Supplied records ::
+---+

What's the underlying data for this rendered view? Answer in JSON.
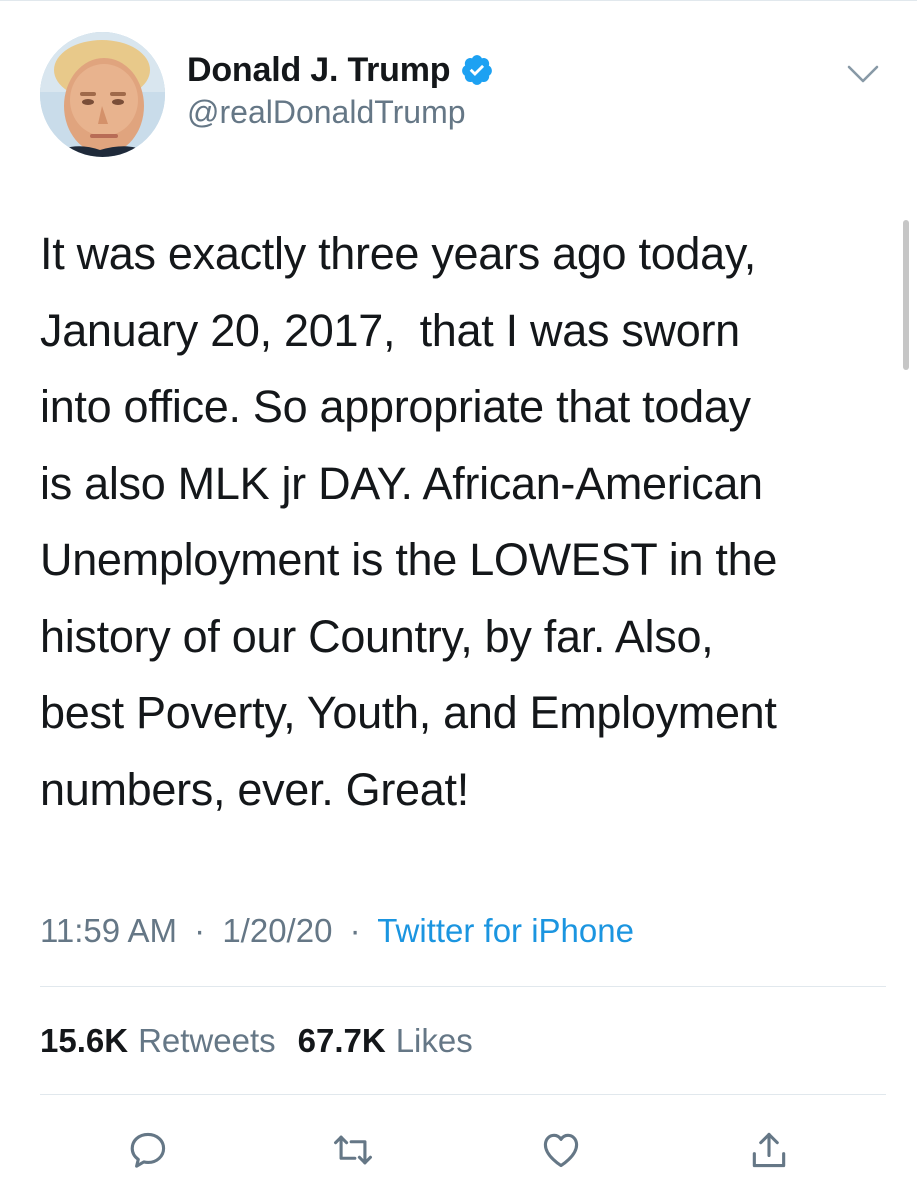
{
  "author": {
    "display_name": "Donald J. Trump",
    "handle": "@realDonaldTrump",
    "verified": true,
    "verified_color": "#1da1f2"
  },
  "tweet": {
    "text": "It was exactly three years ago today,\nJanuary 20, 2017,  that I was sworn\ninto office. So appropriate that today\nis also MLK jr DAY. African-American\nUnemployment is the LOWEST in the\nhistory of our Country, by far. Also,\nbest Poverty, Youth, and Employment\nnumbers, ever. Great!",
    "time": "11:59 AM",
    "separator": "·",
    "date": "1/20/20",
    "source": "Twitter for iPhone",
    "source_color": "#1b95e0"
  },
  "stats": {
    "retweets_count": "15.6K",
    "retweets_label": "Retweets",
    "likes_count": "67.7K",
    "likes_label": "Likes"
  },
  "icons": {
    "more": "chevron-down-icon",
    "reply": "reply-icon",
    "retweet": "retweet-icon",
    "like": "heart-icon",
    "share": "share-icon"
  }
}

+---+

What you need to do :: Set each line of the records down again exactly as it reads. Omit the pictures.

Completed task ::
What's the underlying data for this rendered view? Answer in JSON.
{
  "author": {
    "display_name": "Donald J. Trump",
    "handle": "@realDonaldTrump",
    "verified": true,
    "verified_color": "#1da1f2"
  },
  "tweet": {
    "text": "It was exactly three years ago today,\nJanuary 20, 2017,  that I was sworn\ninto office. So appropriate that today\nis also MLK jr DAY. African-American\nUnemployment is the LOWEST in the\nhistory of our Country, by far. Also,\nbest Poverty, Youth, and Employment\nnumbers, ever. Great!",
    "time": "11:59 AM",
    "separator": "·",
    "date": "1/20/20",
    "source": "Twitter for iPhone",
    "source_color": "#1b95e0"
  },
  "stats": {
    "retweets_count": "15.6K",
    "retweets_label": "Retweets",
    "likes_count": "67.7K",
    "likes_label": "Likes"
  },
  "icons": {
    "more": "chevron-down-icon",
    "reply": "reply-icon",
    "retweet": "retweet-icon",
    "like": "heart-icon",
    "share": "share-icon"
  }
}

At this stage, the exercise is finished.